Thursday, July 24, 2008

McCain's Foreign Policy Frustration

Joe Klein has a good column online at Time discussing McCain's sudden foreign policy crisis.

And I don't think it's over the top to call it a crisis, given that foreign policy is really all McCain brings to the table.
McCain's greatest claim to the presidency — his overseas expertise — now seems squandered. He has appeared brittle and inflexible, slow to adapt to changes on the ground, slow to grasp the full implications not only of the improving situation in Iraq but also of the worsening situation in Afghanistan and especially Pakistan. Some will say this behavior raises questions about his age. I'll leave those to gerontologists. A more obvious explanation is that McCain has straitjacketed himself in an ideology focused more on enemies (real and imagined) than on opportunities. "It is impossible to ignore the many striking parallels between [McCain] and the so-called neoconservatives (many of whom are vocal and visible supporters of his candidacy)," writes the Democratic diplomat Richard Holbrooke in a forthcoming issue of Foreign Affairs. "I don't know if John has become a neocon," says a longtime friend of the Senator's, "but he sure has surrounded himself with them."
Clearly, Klein just doesn't see McCain as having any real foreign policy wisdom and he makes some good points. Klein concludes
He has also taken a rather exotic line on Russia, which he wants to drum out of the G-8 organization of major industrial powers (a foolish proposal, since none of the other G-8 members would abide by it). His notion of a "League of Democracies" seems a transparent attempt to draw a with-us-or-against-us line in the sand against Russia and China. But that's the point: McCain would place a higher priority on finding new enemies than on cultivating new friends.

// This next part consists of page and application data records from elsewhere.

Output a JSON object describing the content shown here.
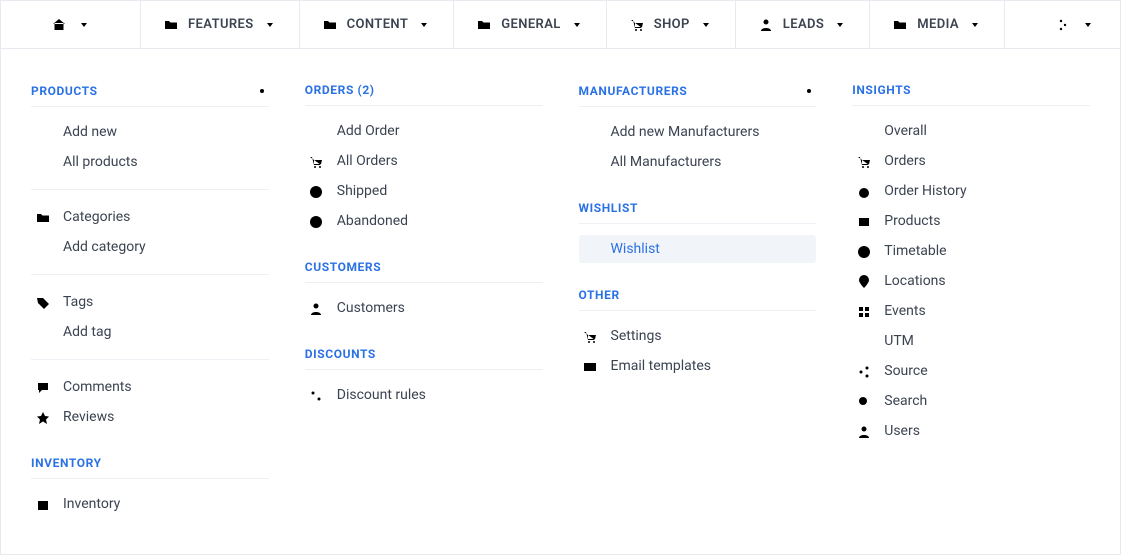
{
  "topnav": {
    "home": {
      "icon": "home"
    },
    "features": {
      "label": "FEATURES",
      "icon": "folder"
    },
    "content": {
      "label": "CONTENT",
      "icon": "folder"
    },
    "general": {
      "label": "GENERAL",
      "icon": "folder"
    },
    "shop": {
      "label": "SHOP",
      "icon": "cart"
    },
    "leads": {
      "label": "LEADS",
      "icon": "user"
    },
    "media": {
      "label": "MEDIA",
      "icon": "folder"
    }
  },
  "col1": {
    "products_title": "PRODUCTS",
    "add_new": "Add new",
    "all_products": "All products",
    "categories": "Categories",
    "add_category": "Add category",
    "tags": "Tags",
    "add_tag": "Add tag",
    "comments": "Comments",
    "reviews": "Reviews",
    "inventory_title": "INVENTORY",
    "inventory": "Inventory"
  },
  "col2": {
    "orders_title": "ORDERS (2)",
    "add_order": "Add Order",
    "all_orders": "All Orders",
    "shipped": "Shipped",
    "abandoned": "Abandoned",
    "customers_title": "CUSTOMERS",
    "customers": "Customers",
    "discounts_title": "DISCOUNTS",
    "discount_rules": "Discount rules"
  },
  "col3": {
    "manufacturers_title": "MANUFACTURERS",
    "add_manufacturers": "Add new Manufacturers",
    "all_manufacturers": "All Manufacturers",
    "wishlist_title": "WISHLIST",
    "wishlist": "Wishlist",
    "other_title": "OTHER",
    "settings": "Settings",
    "email_templates": "Email templates"
  },
  "col4": {
    "insights_title": "INSIGHTS",
    "overall": "Overall",
    "orders": "Orders",
    "order_history": "Order History",
    "products": "Products",
    "timetable": "Timetable",
    "locations": "Locations",
    "events": "Events",
    "utm": "UTM",
    "source": "Source",
    "search": "Search",
    "users": "Users"
  }
}
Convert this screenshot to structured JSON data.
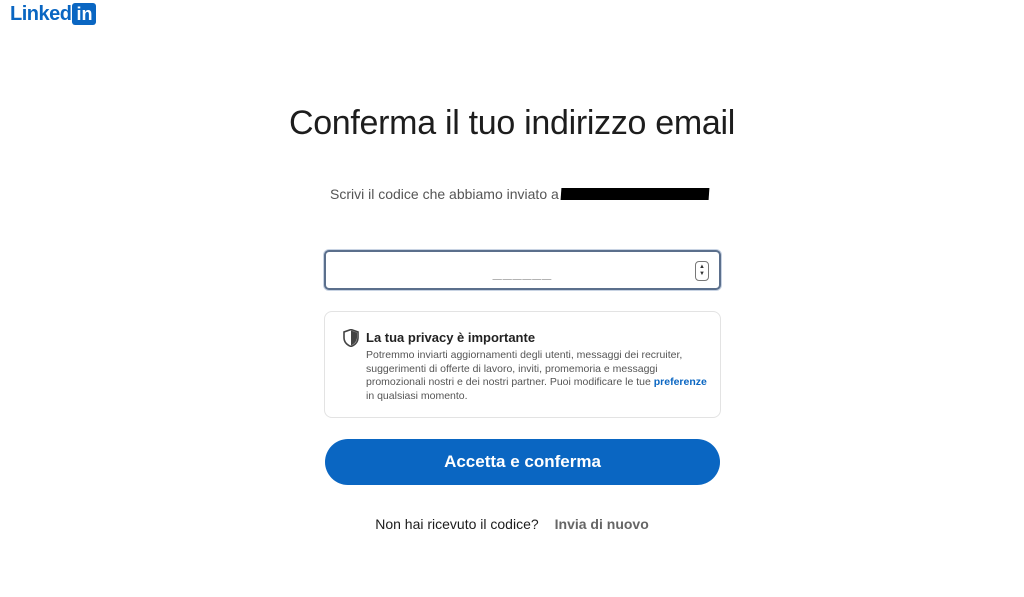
{
  "brand": {
    "logo_text": "Linked",
    "logo_box": "in",
    "color": "#0a66c2"
  },
  "page": {
    "title": "Conferma il tuo indirizzo email"
  },
  "subtitle": {
    "text": "Scrivi il codice che abbiamo inviato a"
  },
  "code_input": {
    "value": "",
    "placeholder": "______"
  },
  "privacy": {
    "icon": "shield-icon",
    "title": "La tua privacy è importante",
    "body_before": "Potremmo inviarti aggiornamenti degli utenti, messaggi dei recruiter, suggerimenti di offerte di lavoro, inviti, promemoria e messaggi promozionali nostri e dei nostri partner. Puoi modificare le tue",
    "link": "preferenze",
    "body_after": "in qualsiasi momento."
  },
  "actions": {
    "accept_label": "Accetta e conferma"
  },
  "resend": {
    "question": "Non hai ricevuto il codice?",
    "link": "Invia di nuovo"
  }
}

The sudden collapse of McCain's Middle East policy is a stunning event, although McCain's regional stridency raised questions from the start. This is a long campaign — with, I fearlessly predict, at least one major Obama downdraft to come — but John McCain seems panicked, and in deep trouble now.[emphasis mine]
There is no question that Obama is going to have a set back. Having been here so many times I really struggle not to get over-confident about this race. It's going to be fun to watch it all play out, and I have a feeling it will stay close until the last week.

No comments: